------ Working data

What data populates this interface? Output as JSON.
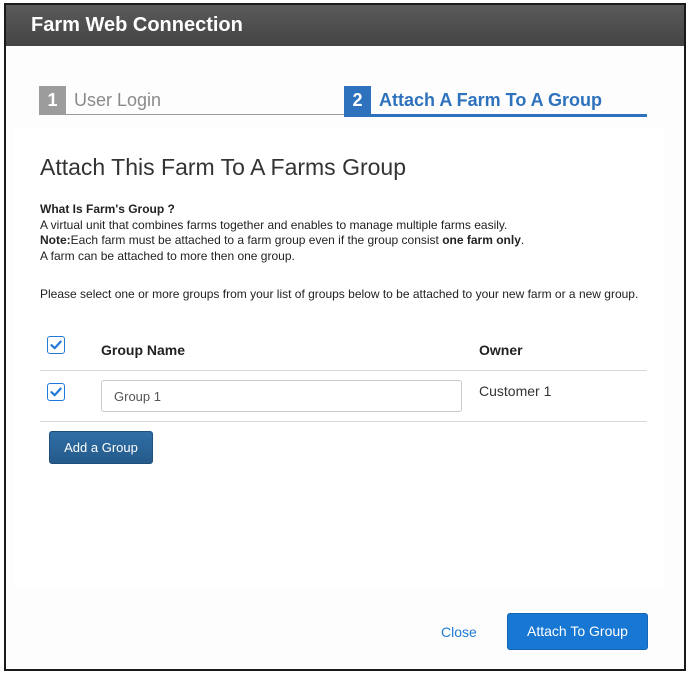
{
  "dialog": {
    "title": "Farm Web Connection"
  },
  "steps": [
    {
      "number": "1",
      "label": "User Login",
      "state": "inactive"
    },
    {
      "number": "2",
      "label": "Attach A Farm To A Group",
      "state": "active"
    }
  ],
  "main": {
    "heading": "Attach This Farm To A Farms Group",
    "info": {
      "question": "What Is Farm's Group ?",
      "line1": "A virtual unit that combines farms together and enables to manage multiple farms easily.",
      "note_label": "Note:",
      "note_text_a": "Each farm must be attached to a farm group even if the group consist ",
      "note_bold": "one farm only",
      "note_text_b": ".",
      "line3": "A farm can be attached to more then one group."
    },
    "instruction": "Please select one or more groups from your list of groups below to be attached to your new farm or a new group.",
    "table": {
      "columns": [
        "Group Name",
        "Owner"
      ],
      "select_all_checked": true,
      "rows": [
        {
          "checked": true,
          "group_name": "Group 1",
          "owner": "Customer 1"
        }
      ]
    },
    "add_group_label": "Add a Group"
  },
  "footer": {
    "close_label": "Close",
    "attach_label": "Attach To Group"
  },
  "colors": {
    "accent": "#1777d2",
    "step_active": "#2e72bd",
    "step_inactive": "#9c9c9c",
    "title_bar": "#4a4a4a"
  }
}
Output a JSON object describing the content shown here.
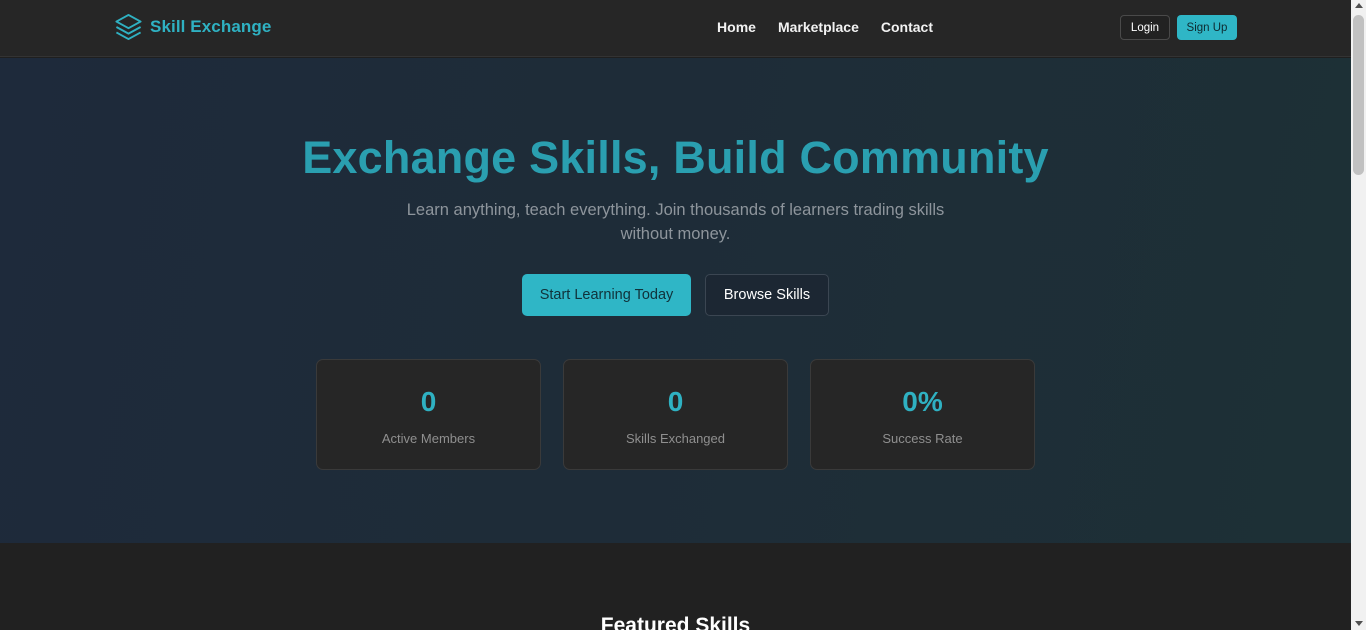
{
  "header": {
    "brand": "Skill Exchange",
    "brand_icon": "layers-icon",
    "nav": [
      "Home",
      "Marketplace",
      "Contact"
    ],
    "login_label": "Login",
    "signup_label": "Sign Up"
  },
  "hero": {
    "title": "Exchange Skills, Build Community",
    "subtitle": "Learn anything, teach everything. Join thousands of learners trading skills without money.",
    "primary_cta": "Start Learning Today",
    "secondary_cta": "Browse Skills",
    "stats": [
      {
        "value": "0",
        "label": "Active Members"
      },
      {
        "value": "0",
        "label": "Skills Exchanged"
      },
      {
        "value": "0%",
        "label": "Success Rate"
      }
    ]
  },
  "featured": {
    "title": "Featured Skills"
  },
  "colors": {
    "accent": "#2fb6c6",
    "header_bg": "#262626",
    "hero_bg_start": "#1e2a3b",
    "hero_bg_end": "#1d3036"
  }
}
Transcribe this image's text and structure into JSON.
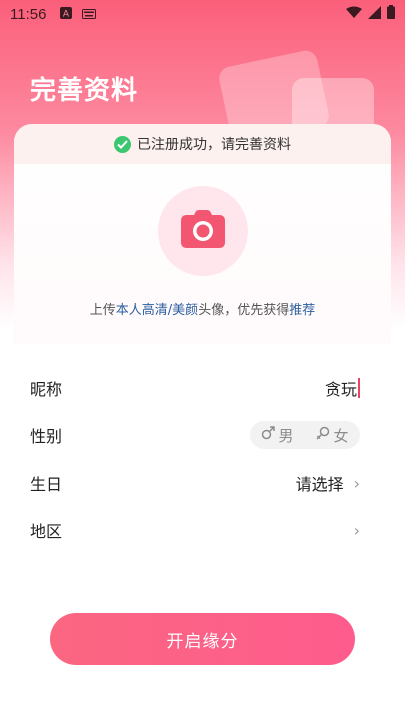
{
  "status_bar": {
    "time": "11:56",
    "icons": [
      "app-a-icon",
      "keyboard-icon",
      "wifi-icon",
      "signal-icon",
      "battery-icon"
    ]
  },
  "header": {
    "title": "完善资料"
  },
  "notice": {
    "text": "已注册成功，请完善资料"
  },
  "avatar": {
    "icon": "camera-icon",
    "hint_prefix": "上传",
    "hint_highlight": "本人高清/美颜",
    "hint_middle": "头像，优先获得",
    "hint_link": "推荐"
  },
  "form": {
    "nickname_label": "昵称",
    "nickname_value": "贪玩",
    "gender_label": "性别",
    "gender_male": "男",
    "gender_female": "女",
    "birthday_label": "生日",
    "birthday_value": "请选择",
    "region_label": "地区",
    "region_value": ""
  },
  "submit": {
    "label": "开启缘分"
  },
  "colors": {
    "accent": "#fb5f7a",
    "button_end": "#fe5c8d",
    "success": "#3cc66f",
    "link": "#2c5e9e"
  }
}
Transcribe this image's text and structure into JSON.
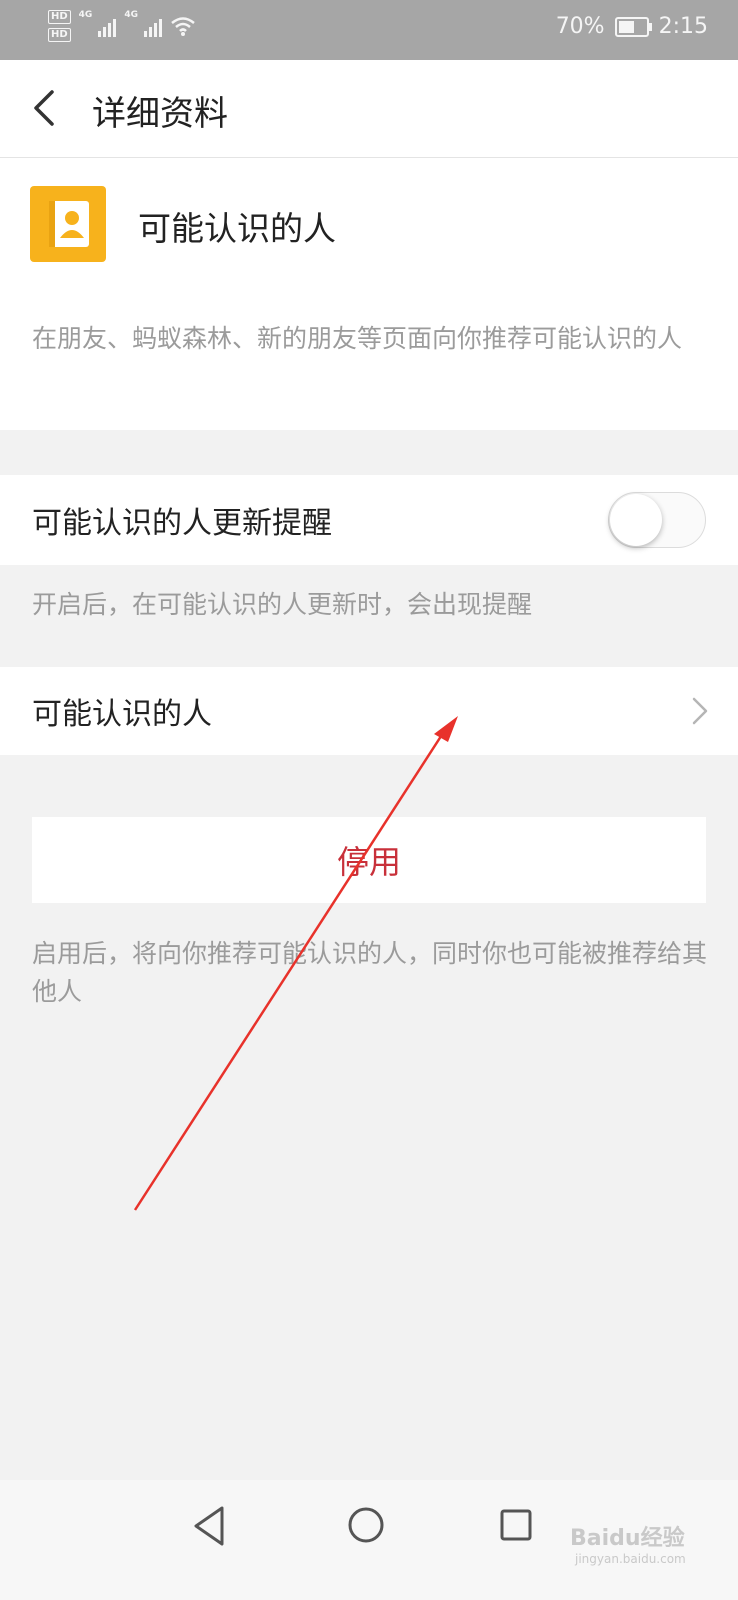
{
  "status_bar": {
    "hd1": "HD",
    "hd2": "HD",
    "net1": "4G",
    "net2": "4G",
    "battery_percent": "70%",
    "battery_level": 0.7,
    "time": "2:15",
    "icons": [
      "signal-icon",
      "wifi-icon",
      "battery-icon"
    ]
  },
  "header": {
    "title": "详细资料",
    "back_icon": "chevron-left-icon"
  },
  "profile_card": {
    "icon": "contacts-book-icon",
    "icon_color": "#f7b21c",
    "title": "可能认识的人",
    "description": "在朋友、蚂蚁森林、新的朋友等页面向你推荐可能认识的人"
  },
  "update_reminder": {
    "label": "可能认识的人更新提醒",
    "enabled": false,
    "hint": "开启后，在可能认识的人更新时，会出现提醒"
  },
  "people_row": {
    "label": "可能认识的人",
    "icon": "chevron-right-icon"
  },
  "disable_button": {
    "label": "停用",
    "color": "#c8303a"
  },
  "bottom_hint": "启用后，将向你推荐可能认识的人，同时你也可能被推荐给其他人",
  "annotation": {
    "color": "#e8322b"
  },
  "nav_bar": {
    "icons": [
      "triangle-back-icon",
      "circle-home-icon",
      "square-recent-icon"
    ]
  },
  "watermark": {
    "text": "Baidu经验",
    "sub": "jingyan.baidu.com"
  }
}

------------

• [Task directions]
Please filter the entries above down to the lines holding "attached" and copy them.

• [Solution below]
      "note_text_a": "Each farm must be attached to a farm group even if the group consist ",
      "line3": "A farm can be attached to more then one group."
    "instruction": "Please select one or more groups from your list of groups below to be attached to your new farm or a new group.",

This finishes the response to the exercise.